Mario Manningham today described what he and Michael Crabtree have endured this year as a "storm" - month after month of monotonous rehabilitation, pain and reward, advancements and setbacks following severe injuries.

"Just ups and downs ever since we got hurt," the 49ers receiver said. "We talk to each other about a couple of things, just trying to do what we've got to do to put this team in a position to be where we were at the end of the year (but) with different results."

The clouds started lifting for both players this week. Manningham and Crabtree both practiced Wednesday, signaling that reinforcements for what has been a lackluster 49ers wide-receiving corps so far this season are not far away. Crabtree finished first on the 49ers a year ago with 85 receptions for 1,105 receiving yards; Manningham was second among wide receivers with 42 catches for 449 yards.

Manningham, who is coming back from two torn knee ligaments suffered Dec. 23, is farther along than Crabtree and is likely to play in some capacity Sunday against the Panthers.
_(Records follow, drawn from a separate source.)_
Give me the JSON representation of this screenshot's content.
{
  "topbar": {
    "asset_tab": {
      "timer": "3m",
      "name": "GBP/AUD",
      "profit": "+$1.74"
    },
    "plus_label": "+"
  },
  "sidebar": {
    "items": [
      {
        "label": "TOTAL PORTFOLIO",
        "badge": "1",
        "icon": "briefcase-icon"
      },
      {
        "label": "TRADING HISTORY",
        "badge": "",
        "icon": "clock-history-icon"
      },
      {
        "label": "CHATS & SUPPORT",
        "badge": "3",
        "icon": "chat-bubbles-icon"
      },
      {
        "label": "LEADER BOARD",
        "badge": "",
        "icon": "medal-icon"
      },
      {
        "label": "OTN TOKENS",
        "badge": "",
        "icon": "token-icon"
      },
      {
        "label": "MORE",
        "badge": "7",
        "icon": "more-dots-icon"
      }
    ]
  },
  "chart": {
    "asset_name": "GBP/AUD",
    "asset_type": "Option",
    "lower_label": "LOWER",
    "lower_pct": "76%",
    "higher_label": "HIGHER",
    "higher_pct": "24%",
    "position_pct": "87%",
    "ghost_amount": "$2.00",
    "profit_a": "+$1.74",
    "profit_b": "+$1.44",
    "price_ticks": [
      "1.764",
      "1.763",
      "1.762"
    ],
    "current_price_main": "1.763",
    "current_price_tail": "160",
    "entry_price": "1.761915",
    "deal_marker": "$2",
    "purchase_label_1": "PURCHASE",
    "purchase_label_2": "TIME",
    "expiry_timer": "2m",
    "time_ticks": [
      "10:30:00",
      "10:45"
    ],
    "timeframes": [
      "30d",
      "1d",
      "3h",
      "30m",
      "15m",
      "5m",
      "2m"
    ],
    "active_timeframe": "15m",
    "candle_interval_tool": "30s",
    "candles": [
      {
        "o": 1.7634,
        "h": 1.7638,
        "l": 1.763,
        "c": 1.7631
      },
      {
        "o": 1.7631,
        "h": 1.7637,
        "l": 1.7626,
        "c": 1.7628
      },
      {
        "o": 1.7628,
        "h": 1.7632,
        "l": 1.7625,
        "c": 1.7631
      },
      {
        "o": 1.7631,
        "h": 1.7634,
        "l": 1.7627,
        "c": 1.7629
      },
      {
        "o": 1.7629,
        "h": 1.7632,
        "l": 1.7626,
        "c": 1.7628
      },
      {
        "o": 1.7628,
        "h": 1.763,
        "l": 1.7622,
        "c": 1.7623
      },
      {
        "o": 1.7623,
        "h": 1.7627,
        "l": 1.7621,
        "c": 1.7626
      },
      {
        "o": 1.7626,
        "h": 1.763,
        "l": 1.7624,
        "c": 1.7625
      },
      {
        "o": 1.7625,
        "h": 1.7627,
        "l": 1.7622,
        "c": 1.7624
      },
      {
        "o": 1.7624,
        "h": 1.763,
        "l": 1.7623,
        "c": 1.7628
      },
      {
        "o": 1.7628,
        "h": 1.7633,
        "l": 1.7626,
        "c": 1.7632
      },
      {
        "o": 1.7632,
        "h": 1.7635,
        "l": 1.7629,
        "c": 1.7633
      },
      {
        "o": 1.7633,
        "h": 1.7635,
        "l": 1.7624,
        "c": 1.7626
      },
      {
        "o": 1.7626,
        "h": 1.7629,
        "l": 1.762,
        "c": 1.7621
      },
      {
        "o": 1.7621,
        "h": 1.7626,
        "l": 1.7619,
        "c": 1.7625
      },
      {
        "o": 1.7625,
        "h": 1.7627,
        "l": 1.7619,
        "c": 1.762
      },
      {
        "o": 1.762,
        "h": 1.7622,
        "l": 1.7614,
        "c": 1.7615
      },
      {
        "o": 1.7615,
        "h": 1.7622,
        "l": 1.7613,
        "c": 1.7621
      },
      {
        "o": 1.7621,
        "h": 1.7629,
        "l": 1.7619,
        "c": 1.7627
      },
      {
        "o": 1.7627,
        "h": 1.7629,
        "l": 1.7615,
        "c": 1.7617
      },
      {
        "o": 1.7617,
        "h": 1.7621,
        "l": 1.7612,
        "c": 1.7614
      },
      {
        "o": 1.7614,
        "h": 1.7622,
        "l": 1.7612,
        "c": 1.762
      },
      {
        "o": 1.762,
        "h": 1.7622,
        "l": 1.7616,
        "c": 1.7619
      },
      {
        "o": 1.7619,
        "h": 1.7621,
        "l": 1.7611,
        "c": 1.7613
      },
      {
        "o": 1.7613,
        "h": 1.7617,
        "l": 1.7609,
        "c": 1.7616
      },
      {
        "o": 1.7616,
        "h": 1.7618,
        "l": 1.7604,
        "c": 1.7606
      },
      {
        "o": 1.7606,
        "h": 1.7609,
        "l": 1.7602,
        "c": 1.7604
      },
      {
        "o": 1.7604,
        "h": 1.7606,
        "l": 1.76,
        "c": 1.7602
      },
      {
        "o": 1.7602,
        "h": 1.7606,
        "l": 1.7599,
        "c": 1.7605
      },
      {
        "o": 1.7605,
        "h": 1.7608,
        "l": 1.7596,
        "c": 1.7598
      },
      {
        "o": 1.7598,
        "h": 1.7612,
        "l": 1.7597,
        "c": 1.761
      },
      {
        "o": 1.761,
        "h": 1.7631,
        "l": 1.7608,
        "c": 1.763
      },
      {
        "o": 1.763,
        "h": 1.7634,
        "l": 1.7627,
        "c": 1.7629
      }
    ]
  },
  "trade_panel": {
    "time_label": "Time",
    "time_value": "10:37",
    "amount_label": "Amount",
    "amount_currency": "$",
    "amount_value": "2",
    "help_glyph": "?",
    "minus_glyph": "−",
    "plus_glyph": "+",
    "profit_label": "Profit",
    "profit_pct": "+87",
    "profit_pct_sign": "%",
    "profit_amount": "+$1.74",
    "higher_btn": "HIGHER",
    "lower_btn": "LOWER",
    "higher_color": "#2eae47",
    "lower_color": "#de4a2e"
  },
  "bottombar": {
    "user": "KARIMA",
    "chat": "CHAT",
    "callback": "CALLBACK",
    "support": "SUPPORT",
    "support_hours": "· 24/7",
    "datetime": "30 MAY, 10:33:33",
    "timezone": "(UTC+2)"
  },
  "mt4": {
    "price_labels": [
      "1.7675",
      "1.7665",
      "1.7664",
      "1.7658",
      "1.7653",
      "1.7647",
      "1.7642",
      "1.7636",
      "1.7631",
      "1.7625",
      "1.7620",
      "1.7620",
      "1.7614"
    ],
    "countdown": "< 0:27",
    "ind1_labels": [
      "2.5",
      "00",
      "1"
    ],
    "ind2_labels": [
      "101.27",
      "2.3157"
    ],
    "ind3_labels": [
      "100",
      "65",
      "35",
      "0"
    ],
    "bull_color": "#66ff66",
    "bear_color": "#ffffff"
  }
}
He was not listed on Wednesday's injury report and practiced in full. "The knee I had surgery on is better than the other one," he said after practice. "So I'm not thinking about that when I'm out there."

His confidence is back, and the goal now is reestablishing a connection with Colin Kaepernick. The quarterback said that shouldn't be difficult.

"He's a receiver that's easy to throw to," Kaepernick said. "So it's not going to take much time for him to get back up to speed."

Crabtree tore his right Achilles' tendon on May 21. He wore a blue, non-contact jersey in practice and acknowledged he was easing his way back into his first practice. He didn't run routes at full speed and was noticeably cautious about leaping - and landing - for high passes.

Asked if running routes in practice was like riding a bike, Crabtree gave a description similar to Manningham's "I wouldn't say 'riding a bike,'" he said. "It's a roller coaster being away from the game for so long. I'm just happy to be out there."

Wednesday marked just 24 weeks since Crabtree's surgery to repair his Achilles'. Asked if he was surprised to see someone on the field so soon after such a serious injury, Jim Harbaugh said, no. After all, he's been watching Crabtree fight to get back on the field for half a year.

"I guess because you watch him day-to-day -- successful surgery, on track at every point, doing everything that he was asked to do by the doctors and all reports were really good," Harbaugh said.